Make a list of all the bills and expenses you have to pay each month. Then write down the highest amount you have been paying for that expense. If your electric bill fluctuates between $75 and $100, write down $100. If rent is always $800, but groceries are sometimes $200 and sometimes $250, write down $250.
Here is mine:
2020 Budget: $1,500:
Rent/trash/water/maintenance/internet/cable/storage shed package: $790
Electric bill: $125
Student loans: $100
Health Insurance: $20
Callie (my dog’s groomer and monthly health supplement): $40
Total: $1440 (I plan to keep the same budget for a few years, and rent goes up $15 each year)
Begin with a “pay from” account
Start this account with as close to two to six months worth of expenses as you can. If you know your monthly expenses, and you have six months worth, set that amount aside in this account. If you can only manage two, or even one, that’s fine. The important thing is to establish the account and set aside something to serve as your base.
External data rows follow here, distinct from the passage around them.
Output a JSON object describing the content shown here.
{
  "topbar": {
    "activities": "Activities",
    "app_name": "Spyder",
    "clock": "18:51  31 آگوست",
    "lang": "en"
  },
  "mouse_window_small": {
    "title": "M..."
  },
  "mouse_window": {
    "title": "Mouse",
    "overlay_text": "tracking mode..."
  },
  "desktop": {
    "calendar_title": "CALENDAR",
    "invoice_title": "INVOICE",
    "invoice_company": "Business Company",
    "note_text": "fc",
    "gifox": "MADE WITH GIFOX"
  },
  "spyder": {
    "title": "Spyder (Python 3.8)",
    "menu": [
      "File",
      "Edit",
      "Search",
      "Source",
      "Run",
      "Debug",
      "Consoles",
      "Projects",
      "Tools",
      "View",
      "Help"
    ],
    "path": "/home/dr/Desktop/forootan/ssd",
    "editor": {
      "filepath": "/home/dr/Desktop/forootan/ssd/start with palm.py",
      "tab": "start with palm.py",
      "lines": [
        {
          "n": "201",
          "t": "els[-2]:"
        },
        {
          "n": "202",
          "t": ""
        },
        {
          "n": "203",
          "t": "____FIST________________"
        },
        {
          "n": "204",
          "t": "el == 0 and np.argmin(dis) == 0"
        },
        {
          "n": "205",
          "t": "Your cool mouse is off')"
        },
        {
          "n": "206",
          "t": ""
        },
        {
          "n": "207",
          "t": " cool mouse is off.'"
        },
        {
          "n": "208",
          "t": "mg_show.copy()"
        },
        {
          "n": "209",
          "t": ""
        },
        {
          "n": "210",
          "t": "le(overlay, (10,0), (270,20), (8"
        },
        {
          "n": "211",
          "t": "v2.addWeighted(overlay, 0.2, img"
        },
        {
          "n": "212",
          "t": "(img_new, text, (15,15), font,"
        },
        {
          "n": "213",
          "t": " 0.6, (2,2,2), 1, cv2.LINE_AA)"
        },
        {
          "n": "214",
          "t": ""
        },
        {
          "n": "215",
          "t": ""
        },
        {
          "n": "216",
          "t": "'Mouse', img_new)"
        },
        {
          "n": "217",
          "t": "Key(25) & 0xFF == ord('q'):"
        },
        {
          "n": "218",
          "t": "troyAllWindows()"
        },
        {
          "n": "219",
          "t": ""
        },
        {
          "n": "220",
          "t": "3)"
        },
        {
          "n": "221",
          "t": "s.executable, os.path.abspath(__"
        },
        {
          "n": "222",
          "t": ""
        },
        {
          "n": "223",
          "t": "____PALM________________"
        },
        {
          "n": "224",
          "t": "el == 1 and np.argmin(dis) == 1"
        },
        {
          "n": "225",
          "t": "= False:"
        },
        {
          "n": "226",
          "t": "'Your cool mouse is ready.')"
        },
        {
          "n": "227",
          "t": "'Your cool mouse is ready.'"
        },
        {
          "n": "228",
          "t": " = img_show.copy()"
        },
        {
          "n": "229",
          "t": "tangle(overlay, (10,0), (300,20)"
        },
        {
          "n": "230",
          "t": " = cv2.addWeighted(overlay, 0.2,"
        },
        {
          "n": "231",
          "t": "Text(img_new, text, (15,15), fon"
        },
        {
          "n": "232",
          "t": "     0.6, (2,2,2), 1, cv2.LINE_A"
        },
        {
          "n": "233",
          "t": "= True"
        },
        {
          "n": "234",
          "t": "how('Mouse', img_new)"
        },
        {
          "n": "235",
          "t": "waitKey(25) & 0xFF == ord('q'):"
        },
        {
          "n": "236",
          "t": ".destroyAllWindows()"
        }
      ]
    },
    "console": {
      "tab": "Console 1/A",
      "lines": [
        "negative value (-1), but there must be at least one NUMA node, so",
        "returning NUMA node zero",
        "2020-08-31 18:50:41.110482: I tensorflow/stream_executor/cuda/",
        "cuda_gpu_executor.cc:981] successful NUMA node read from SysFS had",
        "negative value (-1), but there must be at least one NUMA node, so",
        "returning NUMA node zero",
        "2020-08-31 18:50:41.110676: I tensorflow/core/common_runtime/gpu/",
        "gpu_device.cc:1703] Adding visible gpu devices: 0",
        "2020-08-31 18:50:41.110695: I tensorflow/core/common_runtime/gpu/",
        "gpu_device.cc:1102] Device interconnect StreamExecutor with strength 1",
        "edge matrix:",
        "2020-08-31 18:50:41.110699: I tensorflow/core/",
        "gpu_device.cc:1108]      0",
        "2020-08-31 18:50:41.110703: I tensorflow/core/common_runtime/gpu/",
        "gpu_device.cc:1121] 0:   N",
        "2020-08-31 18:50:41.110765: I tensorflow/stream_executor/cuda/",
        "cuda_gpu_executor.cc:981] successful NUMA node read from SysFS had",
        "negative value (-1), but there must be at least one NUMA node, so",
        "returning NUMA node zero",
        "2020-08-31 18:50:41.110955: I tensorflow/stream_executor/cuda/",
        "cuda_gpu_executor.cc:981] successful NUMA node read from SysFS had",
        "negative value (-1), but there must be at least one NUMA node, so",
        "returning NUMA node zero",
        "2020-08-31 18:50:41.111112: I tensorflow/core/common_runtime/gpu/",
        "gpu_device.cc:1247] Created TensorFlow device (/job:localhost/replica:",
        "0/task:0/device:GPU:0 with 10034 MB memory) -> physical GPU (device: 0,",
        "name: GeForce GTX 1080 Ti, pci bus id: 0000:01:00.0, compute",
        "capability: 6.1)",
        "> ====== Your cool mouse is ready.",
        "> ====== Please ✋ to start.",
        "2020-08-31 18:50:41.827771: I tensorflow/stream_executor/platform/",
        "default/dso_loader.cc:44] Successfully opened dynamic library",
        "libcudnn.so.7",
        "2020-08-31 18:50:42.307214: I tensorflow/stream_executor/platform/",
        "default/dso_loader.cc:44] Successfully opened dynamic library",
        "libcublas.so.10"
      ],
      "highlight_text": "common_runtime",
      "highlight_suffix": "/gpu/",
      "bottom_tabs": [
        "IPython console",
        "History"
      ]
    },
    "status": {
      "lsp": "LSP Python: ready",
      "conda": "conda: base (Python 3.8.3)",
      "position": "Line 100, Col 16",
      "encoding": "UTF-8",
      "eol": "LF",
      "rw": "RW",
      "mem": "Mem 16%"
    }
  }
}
Arrange to have all, or at least most, of your income deposited into this account.
My account started with enough money for two months in it. The paychecks from my job teaching writing to adults online are deposited directly into it. Some of the funds from the second day job I took to have some extra money are also deposited into this account. It is only touched once per month, when I use it to give myself a paycheck.
Create a “next month’s bills” account
Many people like to open up an extra savings account for this one. Others just use their checking. Either way, this is the account that holds the money for next month’s expenses. Pay this account from the “pay from” savings at the same time each month. Treat this monthly amount like your steady paycheck.
I pay myself $1,500 per month by depositing that amount from my “pay from” account into this “next month’s expenses” account at the end of every month. Once that account has been paid for the following month, I know I can relax. Next month is taken care of, and I have additional funds waiting for me in my “pay from” account.
Set aside other funds as needed
Most budget gurus suggest setting up an emergency fund with anything leftover after you pay yourself, then meet your monthly expenses. It is always a good idea to keep at least $1,000-$1,500 aside for those unexpected expenses that come up. You might also want to set aside a special fund for your art career, travel, or any other goals you may have.
These funds can be added to with extra income, gifts, fundraisers, or the money left over after you pay your basic expenses from your self-generated paycheck each month.
Johnson, H. (2016).Nine keys to budgeting on a fluctuating income. The simple dollar.
Retrieved from: https://www.thesimpledollar.com/how-to-budget-with-an-irregular-income/
Ramsey, D. (2018). How to budget an irregular income in 3 easy steps.
Retrieved from: https://www.daveramsey.com/blog/how-to-budget-an-irregular-income/